We had a workshop session in which we filled out a sample section of the assessment (for reference, this was Stages 4-5-6 on Form T8/T9/T10). Our group looked specifically at T10, entitled Manage Risks. The form asked us to name and describe a possible risk, and then explain its manifestation. Then we classified the nature of the risk, identified the risk owner and stakeholders, listed the risk relationships, probability, potential impact, and from these we calculated its severity. Then we devised a risk management strategy, a risk management activity, and identified the owners of these two. This was a lot of work! and much group discussion ensued. It was a bit difficult to do as a group, because we found our repositories were all quite different, even in terms of the sorts of risks we each thought we’d be likely to face. But it’s clearly a very thorough process.
After trying T10, I was apprehensive about my ability to think up all the possible risks that the repository faces, but was glad to learn that the DRAMBORA pdf guide includes lots of examples of risks repositories may face. The DRAMBORA website claims: “DRAMBORA Interactive provides a host of real-world risk exemplars which you can use or modify for your own repository’s circumstances.” I think this is a crucial part of the process, and I’ll certainly need to refer to these examples.

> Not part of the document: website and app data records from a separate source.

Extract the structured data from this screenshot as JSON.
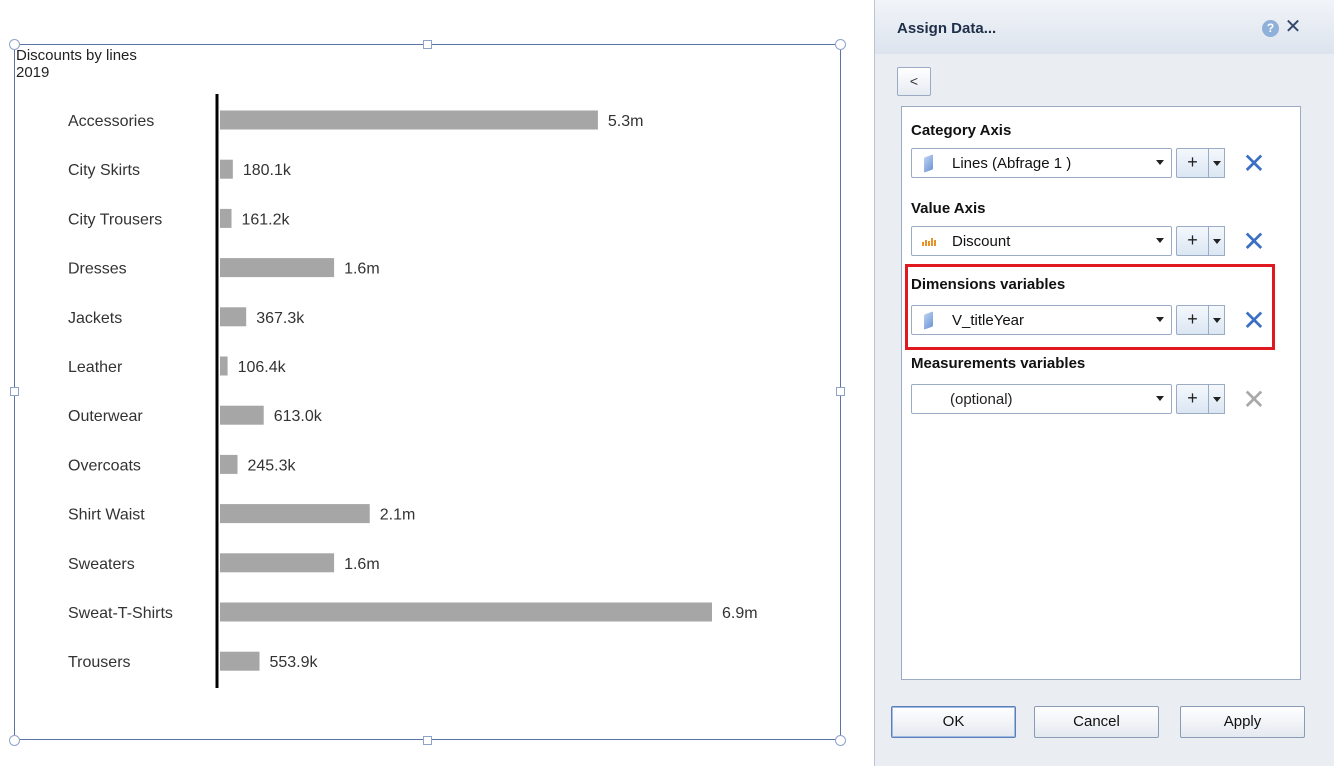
{
  "chart_data": {
    "type": "bar",
    "orientation": "horizontal",
    "title": "Discounts by lines",
    "subtitle": "2019",
    "categories": [
      "Accessories",
      "City Skirts",
      "City Trousers",
      "Dresses",
      "Jackets",
      "Leather",
      "Outerwear",
      "Overcoats",
      "Shirt Waist",
      "Sweaters",
      "Sweat-T-Shirts",
      "Trousers"
    ],
    "values": [
      5300000,
      180100,
      161200,
      1600000,
      367300,
      106400,
      613000,
      245300,
      2100000,
      1600000,
      6900000,
      553900
    ],
    "value_labels": [
      "5.3m",
      "180.1k",
      "161.2k",
      "1.6m",
      "367.3k",
      "106.4k",
      "613.0k",
      "245.3k",
      "2.1m",
      "1.6m",
      "6.9m",
      "553.9k"
    ],
    "bar_color": "#a6a6a6",
    "axis_color": "#000000",
    "grid": false,
    "legend": "none"
  },
  "dialog": {
    "title": "Assign Data...",
    "help_icon": "?",
    "close_icon": "✕",
    "back_label": "<",
    "category_axis": {
      "label": "Category Axis",
      "value": "Lines (Abfrage 1 )",
      "icon": "dimension-icon"
    },
    "value_axis": {
      "label": "Value Axis",
      "value": "Discount",
      "icon": "measure-icon"
    },
    "dimensions_variables": {
      "label": "Dimensions variables",
      "value": "V_titleYear",
      "icon": "dimension-icon"
    },
    "measurements_variables": {
      "label": "Measurements variables",
      "value": "(optional)"
    },
    "add_label": "+",
    "remove_label": "✕",
    "ok_label": "OK",
    "cancel_label": "Cancel",
    "apply_label": "Apply",
    "highlight_color": "#e01820"
  }
}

A minor concern the emerged during the hands-on experience with T10 is that filling out a lot of these forms will be tedious – I envision that there will be a lot of repetition, e.g., stakeholders will be the same for many risks. Also, although the fact that DRAMBORA is a self-assessment is one of its good points, I do wonder if I am qualified to assess all these areas. I don’t see how to independently test my decisions, so how will I know the probability of x happening? DRAMBORA is meant to ‘provide peace of mind’ but if it is based only on my judgement, I wonder how reassuring it will be.

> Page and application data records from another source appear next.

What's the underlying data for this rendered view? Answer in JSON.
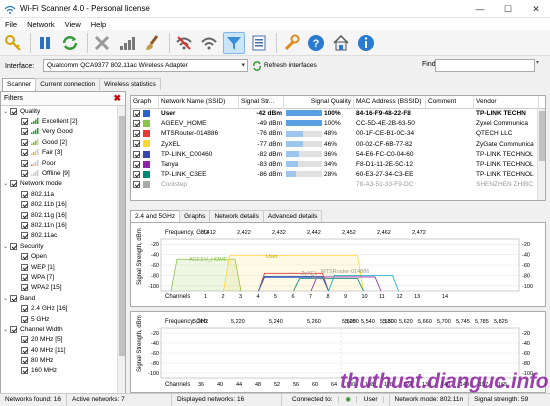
{
  "window": {
    "title": "Wi-Fi Scanner 4.0 - Personal license",
    "min": "—",
    "max": "☐",
    "close": "✕"
  },
  "menu": [
    "File",
    "Network",
    "View",
    "Help"
  ],
  "interface": {
    "label": "Interface:",
    "value": "Qualcomm QCA9377 802.11ac Wireless Adapter",
    "refresh_label": "Refresh interfaces",
    "find_label": "Find:"
  },
  "main_tabs": [
    "Scanner",
    "Current connection",
    "Wireless statistics"
  ],
  "filters": {
    "header": "Filters",
    "groups": [
      {
        "label": "Quality",
        "items": [
          "Excellent [2]",
          "Very Good",
          "Good [2]",
          "Fair [3]",
          "Poor",
          "Offline [9]"
        ]
      },
      {
        "label": "Network mode",
        "items": [
          "802.11a",
          "802.11b [16]",
          "802.11g [16]",
          "802.11n [16]",
          "802.11ac"
        ]
      },
      {
        "label": "Security",
        "items": [
          "Open",
          "WEP [1]",
          "WPA [7]",
          "WPA2 [15]"
        ]
      },
      {
        "label": "Band",
        "items": [
          "2.4 GHz [16]",
          "5 GHz"
        ]
      },
      {
        "label": "Channel Width",
        "items": [
          "20 MHz [5]",
          "40 MHz [11]",
          "80 MHz",
          "160 MHz"
        ]
      }
    ]
  },
  "table": {
    "headers": [
      "Graph",
      "Network Name (SSID)",
      "Signal Str...",
      "Signal Quality",
      "MAC Address (BSSID)",
      "Comment",
      "Vendor"
    ],
    "rows": [
      {
        "color": "#2b62c6",
        "ssid": "User",
        "signal": "-42 dBm",
        "quality": "100%",
        "q": 1.0,
        "mac": "84-16-F9-48-22-F8",
        "vendor": "TP-LINK TECHN"
      },
      {
        "color": "#8bc34a",
        "ssid": "AGEEV_HOME",
        "signal": "-49 dBm",
        "quality": "100%",
        "q": 1.0,
        "mac": "CC-5D-4E-2B-63-50",
        "vendor": "Zyxel Communica"
      },
      {
        "color": "#e53935",
        "ssid": "MTSRouter-014886",
        "signal": "-76 dBm",
        "quality": "48%",
        "q": 0.48,
        "mac": "00-1F-CE-B1-0C-34",
        "vendor": "QTECH LLC"
      },
      {
        "color": "#fdd835",
        "ssid": "ZyXEL",
        "signal": "-77 dBm",
        "quality": "46%",
        "q": 0.46,
        "mac": "00-02-CF-6B-77-82",
        "vendor": "ZyGate Communica"
      },
      {
        "color": "#3949ab",
        "ssid": "TP-LINK_C00460",
        "signal": "-82 dBm",
        "quality": "36%",
        "q": 0.36,
        "mac": "54-E6-FC-C0-04-60",
        "vendor": "TP-LINK TECHNOL"
      },
      {
        "color": "#8e24aa",
        "ssid": "Tanya",
        "signal": "-83 dBm",
        "quality": "34%",
        "q": 0.34,
        "mac": "F8-D1-11-2E-5C-12",
        "vendor": "TP-LINK TECHNOL"
      },
      {
        "color": "#00897b",
        "ssid": "TP-LINK_C3EE",
        "signal": "-86 dBm",
        "quality": "28%",
        "q": 0.28,
        "mac": "60-E3-27-34-C3-EE",
        "vendor": "TP-LINK TECHNOL"
      },
      {
        "color": "#aaaaaa",
        "ssid": "Contstep",
        "signal": "",
        "quality": "",
        "q": 0,
        "mac": "78-A3-51-33-F9-DC",
        "vendor": "SHENZHEN ZHIBC"
      }
    ]
  },
  "bottom_tabs": [
    "2.4 and 5GHz",
    "Graphs",
    "Network details",
    "Advanced details"
  ],
  "graph24": {
    "freq_label": "Frequency, GHz",
    "freqs": [
      "2,412",
      "2,422",
      "2,432",
      "2,442",
      "2,452",
      "2,462",
      "2,472"
    ],
    "ylabel": "Signal Strength, dBm",
    "yticks": [
      "-20",
      "-40",
      "-60",
      "-80",
      "-100"
    ],
    "channels_label": "Channels",
    "channels": [
      "1",
      "2",
      "3",
      "4",
      "5",
      "6",
      "7",
      "8",
      "9",
      "10",
      "11",
      "12",
      "13",
      "14"
    ],
    "labels": {
      "ageev": "AGEEV_HOME",
      "user": "User",
      "mts": "MTSRouter-014886",
      "zyxel": "ZyXEL",
      "tanya": "Tanya"
    }
  },
  "graph5": {
    "freq_label": "Frequency, GHz",
    "freqs_left": [
      "5,200",
      "5,220",
      "5,240",
      "5,260",
      "5,280",
      "5,300"
    ],
    "freqs_right": [
      "5,500",
      "5,540",
      "5,580",
      "5,620",
      "5,660",
      "5,700",
      "5,745",
      "5,785",
      "5,825"
    ],
    "ylabel": "Signal Strength, dBm",
    "yticks": [
      "-20",
      "-40",
      "-60",
      "-80",
      "-100"
    ],
    "channels_label": "Channels",
    "channels_left": [
      "36",
      "40",
      "44",
      "48",
      "52",
      "56",
      "60",
      "64"
    ],
    "channels_right": [
      "100",
      "108",
      "116",
      "124",
      "132",
      "140",
      "149",
      "157",
      "165"
    ]
  },
  "status": {
    "found": "Networks found: 16",
    "active": "Active networks: 7",
    "displayed": "Displayed networks: 16",
    "connected_label": "Connected to:",
    "connected": "User",
    "mode": "Network mode: 802.11n",
    "strength": "Signal strength: 59"
  },
  "watermark": "thuthuat.dianguc.info"
}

Martin advised that we should allot 5 full working days to the self-audit, and I am not sure where I will find this much time to devote to this, despite my best intentions and awareness of my responsibility as a KeepIt project partner and exemplar. I will have to put it together in bits and pieces, rather than get immersed in the task for a block of time; the latter would be far preferable. It was suggested that there might be a possibility of a ‘DRAMBORA Light’, that I could put together for myself and report on, for the use of other repository managers that are as busy as I seem to be. There are lots of exciting things going on for UAL Research Online in the next months, including our EPrints software upgrade, the complete restructuring of the university’s research office, adopting the repository to be used for all research reporting functions in the university, and my involvement in three additional projects with their own sets of deadlines, meetings and papers to write. It’s easy to keep putting off getting properly stuck into DRAMBORA, and it’s not just about my own time management – I think this illustrates a common problem for digital preservation generally. We all know that we very much need to assess, manage and minimise risk, but preservation tasks tend to fall into the ‘Important’ category, not the ‘Urgent’ one. It’s easy to spend six months attending to ‘Urgent’ work, and never get to any of the ‘Important’ bits.

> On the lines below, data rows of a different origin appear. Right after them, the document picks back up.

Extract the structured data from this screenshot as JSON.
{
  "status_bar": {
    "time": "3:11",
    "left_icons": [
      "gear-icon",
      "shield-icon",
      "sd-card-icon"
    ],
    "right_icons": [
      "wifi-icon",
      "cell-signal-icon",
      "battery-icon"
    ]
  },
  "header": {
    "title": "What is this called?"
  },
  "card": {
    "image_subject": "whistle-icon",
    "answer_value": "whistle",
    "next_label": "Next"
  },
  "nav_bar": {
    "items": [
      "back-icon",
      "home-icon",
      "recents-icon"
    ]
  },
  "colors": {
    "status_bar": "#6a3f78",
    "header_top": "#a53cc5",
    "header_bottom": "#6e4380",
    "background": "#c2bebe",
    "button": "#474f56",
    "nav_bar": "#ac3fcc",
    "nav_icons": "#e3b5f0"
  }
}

Over the last few months the need for a good risk management has been very dramatically demonstrated in the news – I wonder if it would help to post this photo in a prominent place in my workspace?
Deepwater Horizon oil rig fire
Photo courtesy of the U.S. Coast Guard Eighth District External Affairs http://www.flickr.com/photos/uscgd8/4542934710/
Licensed under Creative Commons Attribution/Share Alike 2.0.
Institutional Repository Manager, UAL Research Online
University of the Arts London